[Your task]:
With the string "label" as the filter, copy each matching line from the records.
Information shown Block Start
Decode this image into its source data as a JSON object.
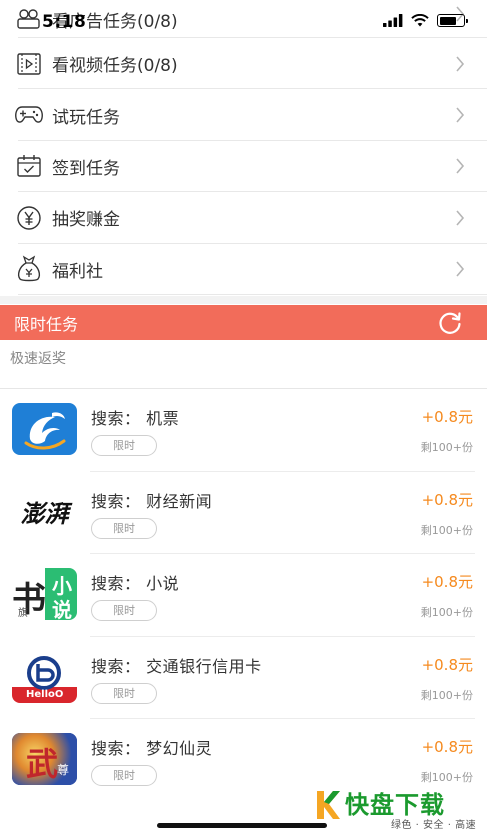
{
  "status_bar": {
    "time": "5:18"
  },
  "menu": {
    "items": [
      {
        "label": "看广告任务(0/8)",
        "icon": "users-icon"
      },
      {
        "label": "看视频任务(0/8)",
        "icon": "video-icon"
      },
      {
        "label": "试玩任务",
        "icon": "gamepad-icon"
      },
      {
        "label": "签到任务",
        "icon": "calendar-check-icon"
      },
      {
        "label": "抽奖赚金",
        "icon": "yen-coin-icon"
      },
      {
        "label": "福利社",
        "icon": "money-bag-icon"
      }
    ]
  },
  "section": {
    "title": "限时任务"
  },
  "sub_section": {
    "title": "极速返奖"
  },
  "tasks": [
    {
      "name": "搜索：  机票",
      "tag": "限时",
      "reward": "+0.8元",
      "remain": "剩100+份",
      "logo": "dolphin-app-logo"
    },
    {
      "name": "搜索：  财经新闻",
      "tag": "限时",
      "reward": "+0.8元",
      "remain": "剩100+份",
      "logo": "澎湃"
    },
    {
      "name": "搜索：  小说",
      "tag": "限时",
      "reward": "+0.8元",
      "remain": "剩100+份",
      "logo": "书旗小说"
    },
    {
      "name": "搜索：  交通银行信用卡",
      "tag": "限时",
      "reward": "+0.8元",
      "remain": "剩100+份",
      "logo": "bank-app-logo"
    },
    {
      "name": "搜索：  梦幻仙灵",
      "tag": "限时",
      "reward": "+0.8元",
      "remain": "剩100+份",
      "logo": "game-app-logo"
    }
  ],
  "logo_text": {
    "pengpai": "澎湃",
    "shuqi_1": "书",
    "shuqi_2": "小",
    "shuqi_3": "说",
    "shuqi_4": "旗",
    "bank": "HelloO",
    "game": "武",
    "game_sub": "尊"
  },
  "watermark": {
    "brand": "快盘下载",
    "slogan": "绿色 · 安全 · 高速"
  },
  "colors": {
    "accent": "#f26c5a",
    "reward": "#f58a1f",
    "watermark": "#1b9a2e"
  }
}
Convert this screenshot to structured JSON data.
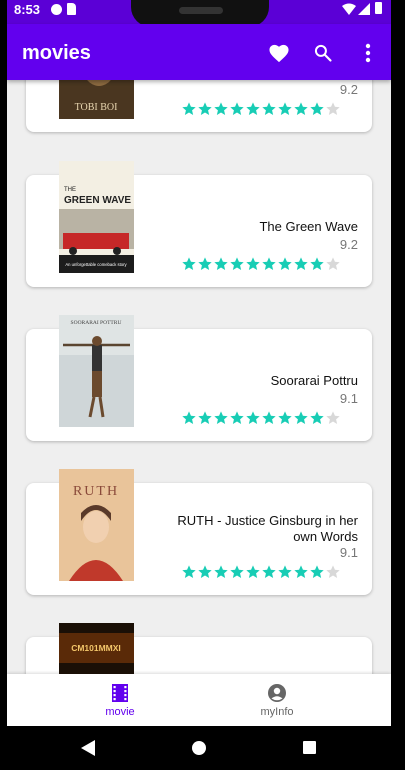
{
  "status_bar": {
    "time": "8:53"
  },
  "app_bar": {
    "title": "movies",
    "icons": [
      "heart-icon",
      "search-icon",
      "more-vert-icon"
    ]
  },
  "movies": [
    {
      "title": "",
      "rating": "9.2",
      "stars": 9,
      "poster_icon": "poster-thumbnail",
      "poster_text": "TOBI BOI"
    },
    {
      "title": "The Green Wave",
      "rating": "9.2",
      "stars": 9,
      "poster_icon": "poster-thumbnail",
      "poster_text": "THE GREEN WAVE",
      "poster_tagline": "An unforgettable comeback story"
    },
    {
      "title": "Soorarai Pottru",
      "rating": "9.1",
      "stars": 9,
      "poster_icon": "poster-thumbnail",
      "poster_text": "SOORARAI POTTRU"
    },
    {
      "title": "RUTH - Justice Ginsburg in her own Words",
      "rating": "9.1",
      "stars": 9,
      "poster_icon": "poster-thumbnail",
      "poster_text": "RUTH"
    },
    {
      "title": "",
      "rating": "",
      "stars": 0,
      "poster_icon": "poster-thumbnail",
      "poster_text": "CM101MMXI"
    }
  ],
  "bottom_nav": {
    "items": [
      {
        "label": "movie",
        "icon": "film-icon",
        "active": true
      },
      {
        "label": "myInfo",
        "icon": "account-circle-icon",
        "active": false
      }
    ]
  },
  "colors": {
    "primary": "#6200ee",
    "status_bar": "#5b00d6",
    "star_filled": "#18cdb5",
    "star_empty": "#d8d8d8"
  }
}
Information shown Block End
[Answer for the task]:
        "label": "看广告任务(0/8)",
        "label": "看视频任务(0/8)",
        "label": "试玩任务",
        "label": "签到任务",
        "label": "抽奖赚金",
        "label": "福利社",
        "label": "movie",
        "label": "myInfo",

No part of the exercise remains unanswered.